Journey Maps adds to Illuminate’s existing capabilities with step suggestions, which automatically recommend funnel steps that aren’t currently being tracked, and group suggestions, which automatically identify and suggest user groups that have outsized correlation with conversion and retention. Journey Maps also supports effort analysis to quantify the amount of friction users face in any given flow. 

How Heap’s Journey Maps Work

The company says the user experience approach in Journey Maps is unique, as other analytics tools currently on the market have failed to capture user behavior as it actually happens.
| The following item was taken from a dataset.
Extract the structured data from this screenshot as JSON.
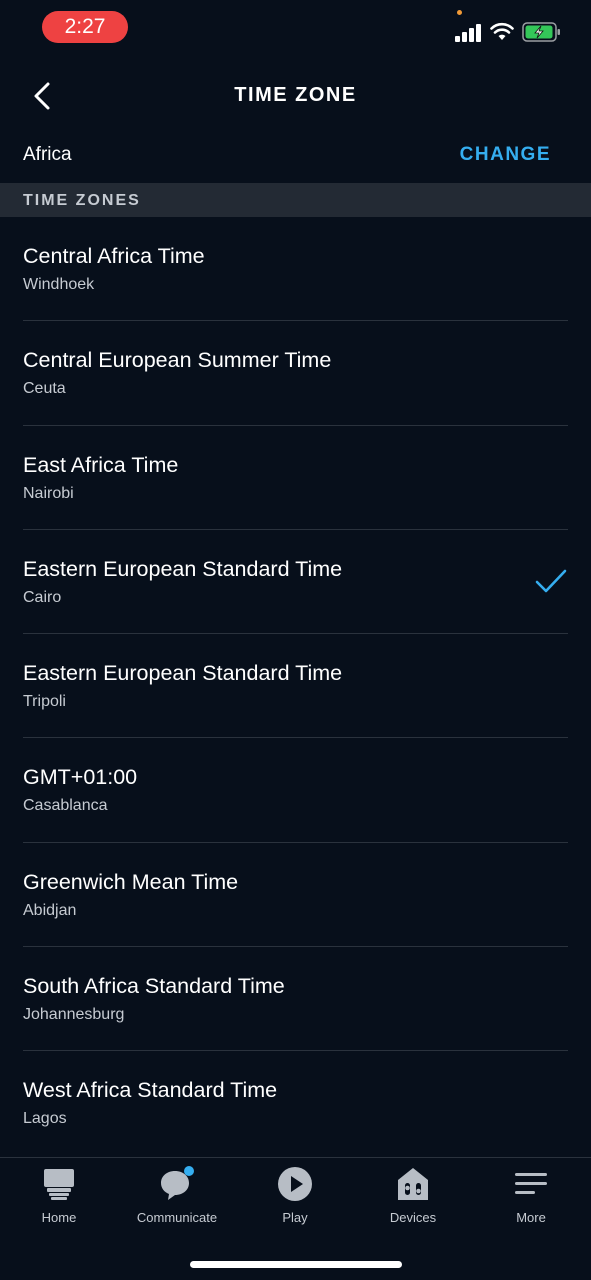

“Funnels and path analysis are two of the most commonly used tools used to track user journeys. While funnels are good at measuring linear user behavior from step one to two to three, most user journeys are much more unpredictable,” says Obstler. “When user journeys have side-trips, redos, and forks, traditional funnels just don’t do the trick. In fact, our research shows that 63% of funnels contain an alternative path to conversion — that isn’t tracked.”

Journey Maps begins with a simple funnel view and builds up to a more complete picture of user behavior by incorporating key alternative journeys that users are taking. Obstler says this points to the hidden user interactions that are missing from traditional funnels and allows users to easily compare the impact on conversion for different user journeys. 

“Rather than delivering an overwhelming view of all the user paths, Journey Maps weeds out the less common journeys so you can focus on the improvements that will actually move the needle,” she says.

To develop Journey Maps, Heap’s data science team partnered with customers and conducted real world analyses on product optimization. Through that process, the team was able to find patterns of common problems that could be built into the Journey Maps product.

Going forward, Obstler sees Journey Maps being used to help digital product teams accurately understand how different user journeys are impacting conversion and to quickly pinpoint the greatest opportunities for improvement. Digital product teams will also be able to compare the outcome of multiple user routes and get concrete evidence on which user paths convert best. 

“When looking to improve your digital experience, it can be difficult to know where to start mining through the data to find the insights you need. How do you know which insights are most important or which data points you should focus on? So many companies and tools are looking at applying data science to automatically surface the most critical insights — those areas of greatest opportunity in your dataset,” Obstler says. “Journey Maps does just that, leveraging our platform’s powerful data science layer to reveal the unexpected journeys users take through your digital experience.”

Stephanie Miles is a senior editor at Street Fight.

Stephanie Miles is a journalist who covers personal finance, technology, and real estate. As Street Fight’s senior editor, she is particularly interested in how local merchants and national brands are utilizing hyperlocal technology to reach consumers. She has written for FHM, the Daily News, Working World, Gawker, Cityfile, and Recessionwire.